START DATA FOR REVIEW

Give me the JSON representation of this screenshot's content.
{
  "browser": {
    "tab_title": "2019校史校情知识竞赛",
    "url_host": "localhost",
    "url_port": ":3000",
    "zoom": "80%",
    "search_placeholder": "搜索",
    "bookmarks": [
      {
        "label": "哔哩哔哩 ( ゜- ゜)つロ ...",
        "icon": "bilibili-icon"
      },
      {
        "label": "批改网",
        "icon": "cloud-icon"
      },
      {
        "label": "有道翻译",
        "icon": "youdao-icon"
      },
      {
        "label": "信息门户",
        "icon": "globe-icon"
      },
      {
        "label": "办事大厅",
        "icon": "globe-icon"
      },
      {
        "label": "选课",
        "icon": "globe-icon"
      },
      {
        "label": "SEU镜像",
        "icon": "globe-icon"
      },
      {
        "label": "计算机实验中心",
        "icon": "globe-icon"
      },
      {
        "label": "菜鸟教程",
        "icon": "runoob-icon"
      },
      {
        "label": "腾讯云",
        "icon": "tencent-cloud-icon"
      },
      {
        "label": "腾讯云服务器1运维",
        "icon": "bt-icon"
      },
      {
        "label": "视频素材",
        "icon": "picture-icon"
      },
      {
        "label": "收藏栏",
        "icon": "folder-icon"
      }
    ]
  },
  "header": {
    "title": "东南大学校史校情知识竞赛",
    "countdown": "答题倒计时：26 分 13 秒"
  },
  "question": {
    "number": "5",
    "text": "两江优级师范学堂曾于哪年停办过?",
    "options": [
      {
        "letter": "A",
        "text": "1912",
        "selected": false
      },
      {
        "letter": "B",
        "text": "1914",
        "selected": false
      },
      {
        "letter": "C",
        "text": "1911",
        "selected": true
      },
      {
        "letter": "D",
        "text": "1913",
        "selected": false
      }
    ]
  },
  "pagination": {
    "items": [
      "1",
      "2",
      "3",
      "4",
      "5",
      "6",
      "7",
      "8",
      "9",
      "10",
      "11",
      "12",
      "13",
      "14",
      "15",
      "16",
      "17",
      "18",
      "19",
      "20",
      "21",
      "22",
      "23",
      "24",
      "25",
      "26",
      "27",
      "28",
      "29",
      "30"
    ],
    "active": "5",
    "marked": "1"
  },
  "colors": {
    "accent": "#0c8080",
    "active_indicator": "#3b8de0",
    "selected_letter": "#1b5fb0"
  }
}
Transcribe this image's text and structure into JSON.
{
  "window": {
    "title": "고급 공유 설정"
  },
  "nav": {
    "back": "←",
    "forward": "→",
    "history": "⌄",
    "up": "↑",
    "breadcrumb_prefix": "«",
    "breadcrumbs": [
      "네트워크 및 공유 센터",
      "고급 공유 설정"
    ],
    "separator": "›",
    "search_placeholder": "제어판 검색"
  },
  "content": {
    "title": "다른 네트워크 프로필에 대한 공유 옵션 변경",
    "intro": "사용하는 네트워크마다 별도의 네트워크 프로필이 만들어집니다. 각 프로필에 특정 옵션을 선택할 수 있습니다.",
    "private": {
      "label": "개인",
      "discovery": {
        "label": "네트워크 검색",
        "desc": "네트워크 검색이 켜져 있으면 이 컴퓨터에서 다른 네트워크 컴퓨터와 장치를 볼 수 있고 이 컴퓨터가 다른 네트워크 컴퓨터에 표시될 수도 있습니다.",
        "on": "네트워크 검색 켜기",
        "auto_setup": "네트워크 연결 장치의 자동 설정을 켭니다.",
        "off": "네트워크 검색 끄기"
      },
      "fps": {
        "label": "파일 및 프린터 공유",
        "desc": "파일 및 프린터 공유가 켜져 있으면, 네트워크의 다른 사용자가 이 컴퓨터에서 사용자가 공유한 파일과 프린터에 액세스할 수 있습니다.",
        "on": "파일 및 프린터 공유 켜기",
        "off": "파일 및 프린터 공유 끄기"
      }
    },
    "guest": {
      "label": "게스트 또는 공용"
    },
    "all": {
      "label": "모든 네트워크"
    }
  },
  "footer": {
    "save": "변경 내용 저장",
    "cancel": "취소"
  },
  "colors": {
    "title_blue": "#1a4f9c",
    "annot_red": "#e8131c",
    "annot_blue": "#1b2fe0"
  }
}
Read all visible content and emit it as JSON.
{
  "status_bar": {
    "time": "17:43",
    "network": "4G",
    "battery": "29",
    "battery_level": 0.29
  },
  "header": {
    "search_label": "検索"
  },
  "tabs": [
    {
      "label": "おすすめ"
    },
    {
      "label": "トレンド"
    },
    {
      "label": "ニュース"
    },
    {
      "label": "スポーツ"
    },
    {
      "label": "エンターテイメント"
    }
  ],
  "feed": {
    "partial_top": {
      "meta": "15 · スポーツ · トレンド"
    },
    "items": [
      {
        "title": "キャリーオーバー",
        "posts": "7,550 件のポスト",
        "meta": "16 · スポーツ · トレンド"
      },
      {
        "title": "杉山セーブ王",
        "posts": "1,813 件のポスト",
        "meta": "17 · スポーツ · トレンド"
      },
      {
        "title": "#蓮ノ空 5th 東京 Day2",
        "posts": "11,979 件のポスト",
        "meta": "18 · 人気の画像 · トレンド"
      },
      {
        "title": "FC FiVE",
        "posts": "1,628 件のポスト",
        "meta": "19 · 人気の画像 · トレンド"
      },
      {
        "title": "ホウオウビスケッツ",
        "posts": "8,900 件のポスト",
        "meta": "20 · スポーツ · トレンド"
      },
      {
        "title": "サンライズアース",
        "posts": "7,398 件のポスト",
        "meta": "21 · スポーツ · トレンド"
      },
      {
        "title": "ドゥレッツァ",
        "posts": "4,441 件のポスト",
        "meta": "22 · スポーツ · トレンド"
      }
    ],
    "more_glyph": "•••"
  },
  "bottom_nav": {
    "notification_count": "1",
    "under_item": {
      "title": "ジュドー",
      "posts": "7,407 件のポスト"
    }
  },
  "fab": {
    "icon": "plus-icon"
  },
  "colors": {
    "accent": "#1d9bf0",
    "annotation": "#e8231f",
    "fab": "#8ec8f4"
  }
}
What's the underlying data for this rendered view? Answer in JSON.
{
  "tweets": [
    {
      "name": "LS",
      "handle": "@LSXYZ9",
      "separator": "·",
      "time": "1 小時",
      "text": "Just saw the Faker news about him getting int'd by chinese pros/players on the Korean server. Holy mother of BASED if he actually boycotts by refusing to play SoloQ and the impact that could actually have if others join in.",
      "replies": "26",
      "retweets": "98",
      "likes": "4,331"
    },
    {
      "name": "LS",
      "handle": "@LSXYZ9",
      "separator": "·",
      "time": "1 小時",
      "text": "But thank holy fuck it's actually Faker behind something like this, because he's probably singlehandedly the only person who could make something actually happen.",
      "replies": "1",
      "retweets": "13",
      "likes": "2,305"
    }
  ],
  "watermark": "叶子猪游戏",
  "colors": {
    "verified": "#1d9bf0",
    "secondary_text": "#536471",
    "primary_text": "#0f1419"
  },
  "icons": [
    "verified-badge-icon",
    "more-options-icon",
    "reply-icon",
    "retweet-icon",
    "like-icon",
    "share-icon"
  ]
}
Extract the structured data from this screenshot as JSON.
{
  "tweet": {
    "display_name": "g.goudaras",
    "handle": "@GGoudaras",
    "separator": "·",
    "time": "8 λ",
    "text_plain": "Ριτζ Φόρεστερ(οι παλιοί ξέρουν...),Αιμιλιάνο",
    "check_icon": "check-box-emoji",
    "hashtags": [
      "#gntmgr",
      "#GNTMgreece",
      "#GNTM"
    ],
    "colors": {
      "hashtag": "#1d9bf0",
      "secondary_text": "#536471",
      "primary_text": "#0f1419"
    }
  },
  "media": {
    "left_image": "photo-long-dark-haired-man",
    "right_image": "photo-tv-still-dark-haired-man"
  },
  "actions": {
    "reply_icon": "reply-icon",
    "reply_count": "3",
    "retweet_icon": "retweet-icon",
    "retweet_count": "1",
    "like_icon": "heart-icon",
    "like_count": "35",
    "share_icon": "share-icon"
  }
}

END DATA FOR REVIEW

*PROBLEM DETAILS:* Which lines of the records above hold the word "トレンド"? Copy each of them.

*WRITTEN SOLUTION:*
      "label": "トレンド"
      "meta": "15 · スポーツ · トレンド"
        "meta": "16 · スポーツ · トレンド"
        "meta": "17 · スポーツ · トレンド"
        "meta": "18 · 人気の画像 · トレンド"
        "meta": "19 · 人気の画像 · トレンド"
        "meta": "20 · スポーツ · トレンド"
        "meta": "21 · スポーツ · トレンド"
        "meta": "22 · スポーツ · トレンド"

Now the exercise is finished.